Wednesday, 11 January 2012



Tony Curtis, Natalie Wood, Henry Fonda, Lauren Bacall, Mel Ferrer, Frank Jeffries, Leslie Parrish, Edward Everett Horton, Larry Storch, Otto Kruger, Barbara Bouchet. Director: Richard Quine


Para la graciosa película de Richard Quine, con ese tono de comedia a la americana tan grato de contemplar, con estupenda factura material y sin mayores ambiciones, se dio con un grupo de intérpretes que son su mejor adorno. En "La pícara soltera" anda Tony Curtis con sus alegres desvergüenzas; Natalie Wood, actriz encantadora, que le lleva el dúo a Curtis con preciosa desenvoltura; Henry Fonda y Lauren Bacall, maduros ya en su larga historia artística, que hacen una pareja veterana, desavenida y reñidora con una carga muy ingeniosa de matices cómicos. Está Mel Ferrer, suelto de compromisos femeninos "girovagante" de una en otra con esa aplomada soltura que le es habitual. Y aún asoma la estampa de nuestro viejo amigo Edwar Everet Horton, veterano de obras importantes y lejanas que trae con él un montón de recuerdos antiguos. "La picara soltera" es una obra alegre y enredadora, montada sobre ese ligero armazón intranscendente y vistoso en el que suelen ser maestros los realizadores americanos "La picara soltera", espléndida de fotografía, de escenarios, de movimiento, de chispeante bullicio, de ingenio cómico somero, pero de ruidosa eficacia, rumbea por ese mundo fácil y rico del horizonte americano de hoy, donde todo se mecaniza hasta un punto increíble de inocentes y graciosas complicaciones. Richard Quine y su grupo de artistas resbalan sin tropiezo en una sonriente cuesta abajo por las brillantes y ligeras imágenes de su película. Gabriel GARCÍA ESPINA

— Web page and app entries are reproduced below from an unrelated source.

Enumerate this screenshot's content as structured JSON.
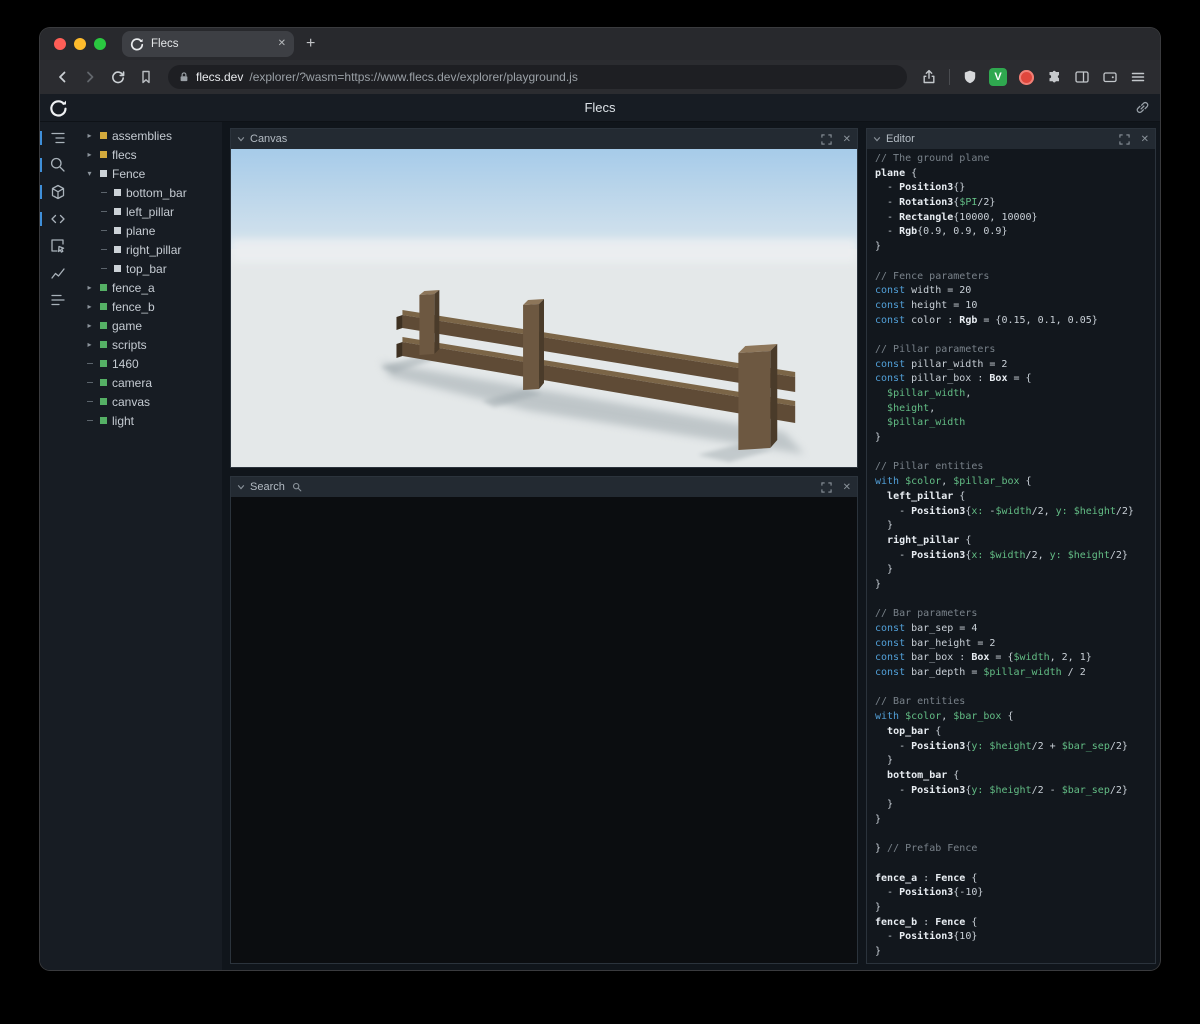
{
  "browser": {
    "tab_title": "Flecs",
    "url_domain": "flecs.dev",
    "url_path": "/explorer/?wasm=https://www.flecs.dev/explorer/playground.js",
    "v_badge": "V"
  },
  "app": {
    "title": "Flecs"
  },
  "panels": {
    "canvas_title": "Canvas",
    "search_title": "Search",
    "editor_title": "Editor"
  },
  "icons": {
    "close": "✕",
    "plus": "+",
    "chevron_right": "▸",
    "chevron_down": "▾"
  },
  "colors": {
    "yellow": "#d2a93c",
    "white": "#ccd2d7",
    "green": "#55b065",
    "accent": "#3f8fd9"
  },
  "sidebar": {
    "icons": [
      {
        "name": "outline-icon",
        "active": true
      },
      {
        "name": "search-icon",
        "active": true
      },
      {
        "name": "cube-icon",
        "active": true
      },
      {
        "name": "code-icon",
        "active": true
      },
      {
        "name": "inspect-icon",
        "active": false
      },
      {
        "name": "chart-icon",
        "active": false
      },
      {
        "name": "stats-icon",
        "active": false
      }
    ]
  },
  "tree": {
    "items": [
      {
        "label": "assemblies",
        "sq": "yellow",
        "mark": "right",
        "indent": 0
      },
      {
        "label": "flecs",
        "sq": "yellow",
        "mark": "right",
        "indent": 0
      },
      {
        "label": "Fence",
        "sq": "white",
        "mark": "down",
        "indent": 0
      },
      {
        "label": "bottom_bar",
        "sq": "white",
        "mark": "dash",
        "indent": 1
      },
      {
        "label": "left_pillar",
        "sq": "white",
        "mark": "dash",
        "indent": 1
      },
      {
        "label": "plane",
        "sq": "white",
        "mark": "dash",
        "indent": 1
      },
      {
        "label": "right_pillar",
        "sq": "white",
        "mark": "dash",
        "indent": 1
      },
      {
        "label": "top_bar",
        "sq": "white",
        "mark": "dash",
        "indent": 1
      },
      {
        "label": "fence_a",
        "sq": "green",
        "mark": "right",
        "indent": 0
      },
      {
        "label": "fence_b",
        "sq": "green",
        "mark": "right",
        "indent": 0
      },
      {
        "label": "game",
        "sq": "green",
        "mark": "right",
        "indent": 0
      },
      {
        "label": "scripts",
        "sq": "green",
        "mark": "right",
        "indent": 0
      },
      {
        "label": "1460",
        "sq": "green",
        "mark": "dash",
        "indent": 0
      },
      {
        "label": "camera",
        "sq": "green",
        "mark": "dash",
        "indent": 0
      },
      {
        "label": "canvas",
        "sq": "green",
        "mark": "dash",
        "indent": 0
      },
      {
        "label": "light",
        "sq": "green",
        "mark": "dash",
        "indent": 0
      }
    ]
  },
  "editor": {
    "lines": [
      [
        [
          "cm",
          "// The ground plane"
        ]
      ],
      [
        [
          "en",
          "plane"
        ],
        [
          "tx",
          " {"
        ]
      ],
      [
        [
          "tx",
          "  - "
        ],
        [
          "cp",
          "Position3"
        ],
        [
          "tx",
          "{}"
        ]
      ],
      [
        [
          "tx",
          "  - "
        ],
        [
          "cp",
          "Rotation3"
        ],
        [
          "tx",
          "{"
        ],
        [
          "vr",
          "$PI"
        ],
        [
          "tx",
          "/2}"
        ]
      ],
      [
        [
          "tx",
          "  - "
        ],
        [
          "cp",
          "Rectangle"
        ],
        [
          "tx",
          "{10000, 10000}"
        ]
      ],
      [
        [
          "tx",
          "  - "
        ],
        [
          "cp",
          "Rgb"
        ],
        [
          "tx",
          "{0.9, 0.9, 0.9}"
        ]
      ],
      [
        [
          "tx",
          "}"
        ]
      ],
      [],
      [
        [
          "cm",
          "// Fence parameters"
        ]
      ],
      [
        [
          "kw",
          "const "
        ],
        [
          "tx",
          "width = 20"
        ]
      ],
      [
        [
          "kw",
          "const "
        ],
        [
          "tx",
          "height = 10"
        ]
      ],
      [
        [
          "kw",
          "const "
        ],
        [
          "tx",
          "color : "
        ],
        [
          "cp",
          "Rgb"
        ],
        [
          "tx",
          " = {0.15, 0.1, 0.05}"
        ]
      ],
      [],
      [
        [
          "cm",
          "// Pillar parameters"
        ]
      ],
      [
        [
          "kw",
          "const "
        ],
        [
          "tx",
          "pillar_width = 2"
        ]
      ],
      [
        [
          "kw",
          "const "
        ],
        [
          "tx",
          "pillar_box : "
        ],
        [
          "cp",
          "Box"
        ],
        [
          "tx",
          " = {"
        ]
      ],
      [
        [
          "tx",
          "  "
        ],
        [
          "vr",
          "$pillar_width"
        ],
        [
          "tx",
          ","
        ]
      ],
      [
        [
          "tx",
          "  "
        ],
        [
          "vr",
          "$height"
        ],
        [
          "tx",
          ","
        ]
      ],
      [
        [
          "tx",
          "  "
        ],
        [
          "vr",
          "$pillar_width"
        ]
      ],
      [
        [
          "tx",
          "}"
        ]
      ],
      [],
      [
        [
          "cm",
          "// Pillar entities"
        ]
      ],
      [
        [
          "kw",
          "with "
        ],
        [
          "vr",
          "$color"
        ],
        [
          "tx",
          ", "
        ],
        [
          "vr",
          "$pillar_box"
        ],
        [
          "tx",
          " {"
        ]
      ],
      [
        [
          "tx",
          "  "
        ],
        [
          "en",
          "left_pillar"
        ],
        [
          "tx",
          " {"
        ]
      ],
      [
        [
          "tx",
          "    - "
        ],
        [
          "cp",
          "Position3"
        ],
        [
          "tx",
          "{"
        ],
        [
          "vr",
          "x:"
        ],
        [
          "tx",
          " -"
        ],
        [
          "vr",
          "$width"
        ],
        [
          "tx",
          "/2, "
        ],
        [
          "vr",
          "y:"
        ],
        [
          "tx",
          " "
        ],
        [
          "vr",
          "$height"
        ],
        [
          "tx",
          "/2}"
        ]
      ],
      [
        [
          "tx",
          "  }"
        ]
      ],
      [
        [
          "tx",
          "  "
        ],
        [
          "en",
          "right_pillar"
        ],
        [
          "tx",
          " {"
        ]
      ],
      [
        [
          "tx",
          "    - "
        ],
        [
          "cp",
          "Position3"
        ],
        [
          "tx",
          "{"
        ],
        [
          "vr",
          "x:"
        ],
        [
          "tx",
          " "
        ],
        [
          "vr",
          "$width"
        ],
        [
          "tx",
          "/2, "
        ],
        [
          "vr",
          "y:"
        ],
        [
          "tx",
          " "
        ],
        [
          "vr",
          "$height"
        ],
        [
          "tx",
          "/2}"
        ]
      ],
      [
        [
          "tx",
          "  }"
        ]
      ],
      [
        [
          "tx",
          "}"
        ]
      ],
      [],
      [
        [
          "cm",
          "// Bar parameters"
        ]
      ],
      [
        [
          "kw",
          "const "
        ],
        [
          "tx",
          "bar_sep = 4"
        ]
      ],
      [
        [
          "kw",
          "const "
        ],
        [
          "tx",
          "bar_height = 2"
        ]
      ],
      [
        [
          "kw",
          "const "
        ],
        [
          "tx",
          "bar_box : "
        ],
        [
          "cp",
          "Box"
        ],
        [
          "tx",
          " = {"
        ],
        [
          "vr",
          "$width"
        ],
        [
          "tx",
          ", 2, 1}"
        ]
      ],
      [
        [
          "kw",
          "const "
        ],
        [
          "tx",
          "bar_depth = "
        ],
        [
          "vr",
          "$pillar_width"
        ],
        [
          "tx",
          " / 2"
        ]
      ],
      [],
      [
        [
          "cm",
          "// Bar entities"
        ]
      ],
      [
        [
          "kw",
          "with "
        ],
        [
          "vr",
          "$color"
        ],
        [
          "tx",
          ", "
        ],
        [
          "vr",
          "$bar_box"
        ],
        [
          "tx",
          " {"
        ]
      ],
      [
        [
          "tx",
          "  "
        ],
        [
          "en",
          "top_bar"
        ],
        [
          "tx",
          " {"
        ]
      ],
      [
        [
          "tx",
          "    - "
        ],
        [
          "cp",
          "Position3"
        ],
        [
          "tx",
          "{"
        ],
        [
          "vr",
          "y:"
        ],
        [
          "tx",
          " "
        ],
        [
          "vr",
          "$height"
        ],
        [
          "tx",
          "/2 + "
        ],
        [
          "vr",
          "$bar_sep"
        ],
        [
          "tx",
          "/2}"
        ]
      ],
      [
        [
          "tx",
          "  }"
        ]
      ],
      [
        [
          "tx",
          "  "
        ],
        [
          "en",
          "bottom_bar"
        ],
        [
          "tx",
          " {"
        ]
      ],
      [
        [
          "tx",
          "    - "
        ],
        [
          "cp",
          "Position3"
        ],
        [
          "tx",
          "{"
        ],
        [
          "vr",
          "y:"
        ],
        [
          "tx",
          " "
        ],
        [
          "vr",
          "$height"
        ],
        [
          "tx",
          "/2 - "
        ],
        [
          "vr",
          "$bar_sep"
        ],
        [
          "tx",
          "/2}"
        ]
      ],
      [
        [
          "tx",
          "  }"
        ]
      ],
      [
        [
          "tx",
          "}"
        ]
      ],
      [],
      [
        [
          "tx",
          "} "
        ],
        [
          "cm",
          "// Prefab Fence"
        ]
      ],
      [],
      [
        [
          "en",
          "fence_a"
        ],
        [
          "tx",
          " : "
        ],
        [
          "cp",
          "Fence"
        ],
        [
          "tx",
          " {"
        ]
      ],
      [
        [
          "tx",
          "  - "
        ],
        [
          "cp",
          "Position3"
        ],
        [
          "tx",
          "{-10}"
        ]
      ],
      [
        [
          "tx",
          "}"
        ]
      ],
      [
        [
          "en",
          "fence_b"
        ],
        [
          "tx",
          " : "
        ],
        [
          "cp",
          "Fence"
        ],
        [
          "tx",
          " {"
        ]
      ],
      [
        [
          "tx",
          "  - "
        ],
        [
          "cp",
          "Position3"
        ],
        [
          "tx",
          "{10}"
        ]
      ],
      [
        [
          "tx",
          "}"
        ]
      ]
    ]
  }
}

I actually find this scatterbrained 1964 comedy a surprisingly amusing screwball farce all these years later despite its titillating title. So apparently does director Peyton Reed since he based most of his 2004 comic pastiche, "Down with Love", on the storyline of this movie and less so on any of the Doris Day/Rock Hudson romps of the same era. Regardless, they all have the same brew of conjugal misunderstandings, mistaken identities and leering though never explicit sexuality because those were the days when a woman's virtue would never be compromised for anyone but the right man. Directed by the heavy-handed Richard Quine ("Paris When It Sizzles") and written by Joseph Heller (later the author of "Catch-22") and David R. Schwartz, this ridiculous comedy benefits from a game cast headed by Tony Curtis still riding high from "Some Like It Hot" (which is referred to for easy laughs in the story) and Natalie Wood who shows her comedy chops with dexterity here. Curtis plays Bob Weston, a sleazy magazine writer for a men's magazine whose editors are intent on exposing Dr. Helen Gurley Brown as a fraud as a sex expert. Author of the best-selling "Sex and the Single Girl", Brown is not at all the clench-jawed celebrity author who wrote the real book and appeared on "The Tonight Show" constantly. Instead, she is a gorgeous, intellectually prodigious 23-year-old who extols female empowerment in the bedroom. Showing off his moral depravity, Weston steals the marital woes of her next-door neighbors, pantyhose magnate Frank Broderick and his acerbic wife Sylvia, and comes to see Dr. Brown as a patient. The rest is predictable but still a good amount of fun. Curtis was still at the top of his game here showing how he can easily elicit laughs from such a vile manipulator, but it's Wood who surprises as Brown. Displaying a nervous but infectious energy that feeds nicely into the two sides of the doctor, she is funny and sexy in a way that she could never quite balance as well again in her career. Witness the hilariously conflicted drunken scene in her apartment for evidence of her talent. Quine was smart to cast three sharp stars in the key supporting roles - Henry Fonda as the put-upon Frank browbeaten into a sad man by Lauren Bacall pulling all the stops as the shrewish basket case Sylvia is, and Mel Ferrer as Brown's somewhat ambiguous colleague. Add a sultry Fran Jeffries who performs two numbers (including the title tune) for no apparent reason except to sell records, an even sexier Leslie Parrish ("The Manchurian Candidate") as Weston's secretary, and a genuinely funny extended car chase scene, and you have the makings of an under-appreciated sex comedy. The 2009 DVD, part of the six-disc "The Natalie Wood Collection", includes a Warner Brothers cartoon ("Nelly's Folly") and the original theatrical trailer.